* _Work request_: How many lines in the data that follows contain the word "existing"? Only that number is needed.

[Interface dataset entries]

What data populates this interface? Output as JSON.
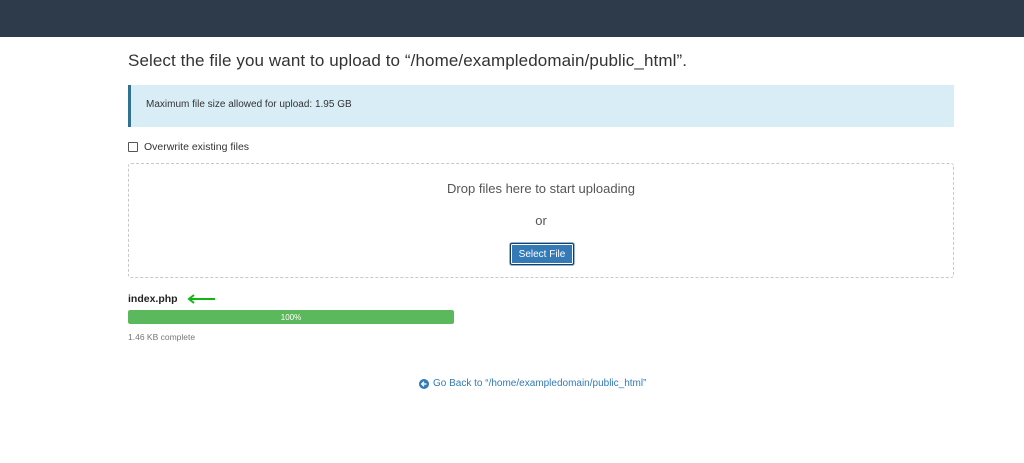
{
  "page": {
    "title": "Select the file you want to upload to “/home/exampledomain/public_html”."
  },
  "info": {
    "max_size_text": "Maximum file size allowed for upload: 1.95 GB"
  },
  "options": {
    "overwrite_label": "Overwrite existing files",
    "overwrite_checked": false
  },
  "dropzone": {
    "drop_text": "Drop files here to start uploading",
    "or_text": "or",
    "select_button_label": "Select File"
  },
  "upload": {
    "file_name": "index.php",
    "progress_percent": 100,
    "progress_label": "100%",
    "complete_text": "1.46 KB complete"
  },
  "footer": {
    "back_link_text": "Go Back to “/home/exampledomain/public_html”"
  },
  "icons": {
    "arrow": "arrow-left-icon",
    "back": "circle-arrow-left-icon"
  },
  "colors": {
    "topbar": "#2d3b4b",
    "info_bg": "#d9edf7",
    "primary": "#337ab7",
    "success": "#5cb85c",
    "annotation_arrow": "#11b711"
  }
}
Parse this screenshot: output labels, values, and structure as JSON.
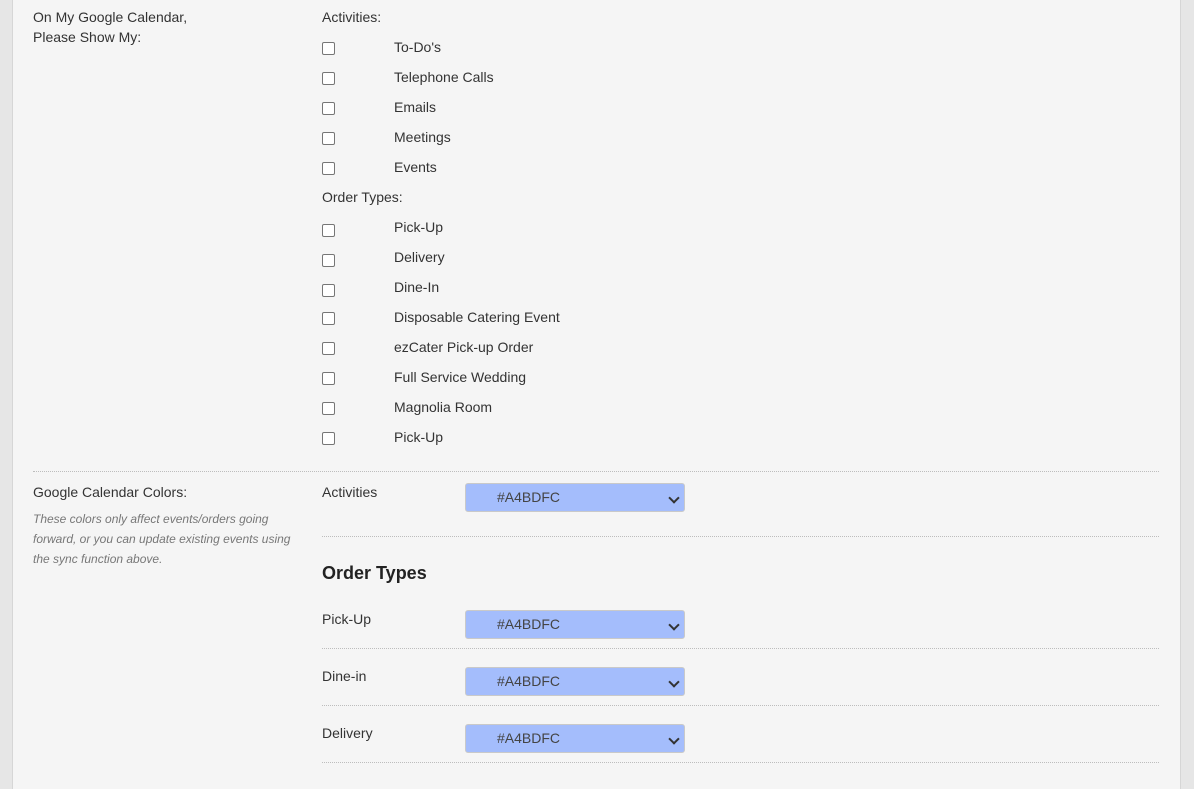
{
  "show_section": {
    "label_line1": "On My Google Calendar,",
    "label_line2": "Please Show My:",
    "activities_heading": "Activities:",
    "activities": [
      {
        "label": "To-Do's",
        "checked": false
      },
      {
        "label": "Telephone Calls",
        "checked": false
      },
      {
        "label": "Emails",
        "checked": false
      },
      {
        "label": "Meetings",
        "checked": false
      },
      {
        "label": "Events",
        "checked": false
      }
    ],
    "order_types_heading": "Order Types:",
    "order_types": [
      {
        "label": "Pick-Up",
        "checked": false
      },
      {
        "label": "Delivery",
        "checked": false
      },
      {
        "label": "Dine-In",
        "checked": false
      },
      {
        "label": "Disposable Catering Event",
        "checked": false
      },
      {
        "label": "ezCater Pick-up Order",
        "checked": false
      },
      {
        "label": "Full Service Wedding",
        "checked": false
      },
      {
        "label": "Magnolia Room",
        "checked": false
      },
      {
        "label": "Pick-Up",
        "checked": false
      }
    ]
  },
  "colors_section": {
    "label": "Google Calendar Colors:",
    "note": "These colors only affect events/orders going forward, or you can update existing events using the sync function above.",
    "activities_label": "Activities",
    "activities_color": "#A4BDFC",
    "order_types_heading": "Order Types",
    "order_type_colors": [
      {
        "label": "Pick-Up",
        "color": "#A4BDFC"
      },
      {
        "label": "Dine-in",
        "color": "#A4BDFC"
      },
      {
        "label": "Delivery",
        "color": "#A4BDFC"
      }
    ]
  }
}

* _Solution to this exercise_: 2